  2. ire says:

    FYI, this last comment is pretty close to spam.

  3. JMPrince says:

    Good to see that Sam Massell is still involved here too, with ‘Maven’.

    On the substance of the issue, the polling has not been particularly favorable as of late, and the fact that the GOP leadership could not get the date moved to the general election timetable may have more or less crippled the effort from the start. Holding this vote during a July primary, with mainly die hard GOP partisans is like fighting with one hand tied behind your back. If they pull it off, it’ll be remarkable. So eventually someone in the GOP leadership needed to stand up to the TP and say ‘enough’ and this is what needs to be done now to ensure the future of Ga. But I guess we’re just not there yet and as Boortz might say, ‘their gonads haven’t dropped yet’. There’s the pity and the loss. JMP

    • Jokey says:
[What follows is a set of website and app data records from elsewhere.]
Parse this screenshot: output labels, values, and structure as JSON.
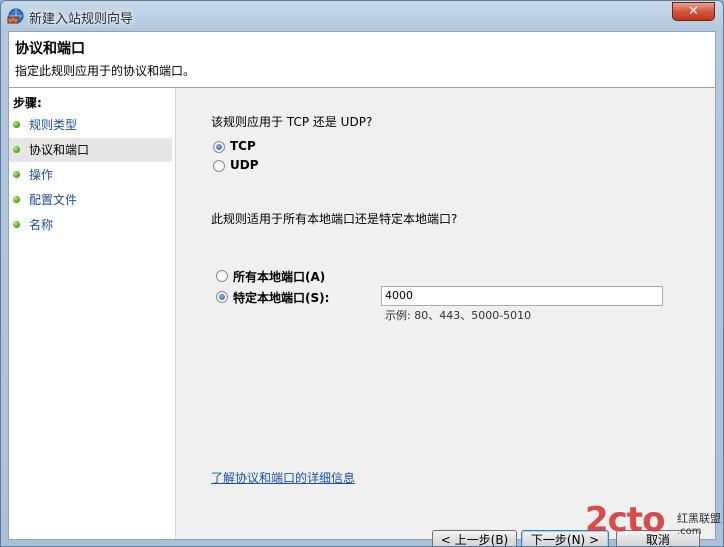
{
  "window": {
    "title": "新建入站规则向导",
    "close_label": "✕"
  },
  "header": {
    "title": "协议和端口",
    "description": "指定此规则应用于的协议和端口。"
  },
  "sidebar": {
    "steps_label": "步骤:",
    "items": [
      {
        "label": "规则类型",
        "current": false
      },
      {
        "label": "协议和端口",
        "current": true
      },
      {
        "label": "操作",
        "current": false
      },
      {
        "label": "配置文件",
        "current": false
      },
      {
        "label": "名称",
        "current": false
      }
    ]
  },
  "protocol": {
    "question": "该规则应用于 TCP 还是 UDP?",
    "options": [
      {
        "label": "TCP",
        "checked": true
      },
      {
        "label": "UDP",
        "checked": false
      }
    ]
  },
  "ports": {
    "question": "此规则适用于所有本地端口还是特定本地端口?",
    "all_label": "所有本地端口(A)",
    "specific_label": "特定本地端口(S):",
    "selected": "specific",
    "value": "4000",
    "example": "示例: 80、443、5000-5010"
  },
  "info_link": "了解协议和端口的详细信息",
  "buttons": {
    "back": "< 上一步(B)",
    "next": "下一步(N) >",
    "cancel": "取消"
  },
  "watermark": {
    "big": "2cto",
    "small": "红黑联盟",
    "url": ".com"
  },
  "colors": {
    "accent": "#1c4f9c",
    "step_dot": "#37a20c"
  }
}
      The primary in July is separate from the Presidential preference primary, so it isn’t as damaging as you might think. Most of the elections that day are non-partisan, anyway.

  4. EGaluszka says:

    The big T-SPLOST storyline in Cobb has been our Republicans getting caught between the TEA party (which opposes the measure) and the Chamber of Commerce (which supports it). With Democrats standing almost united for the measure and Republicans being split, I can’t see how it won’t pass.

    • Peaches says:

      It does seem like a natural thing for Dems to support, provided they know about it. So far, the only outreach I’ve seen (Metro Atlanta), has been from Chairman John Eaves. Given the TeaParty split, targeting Ds might yield better results.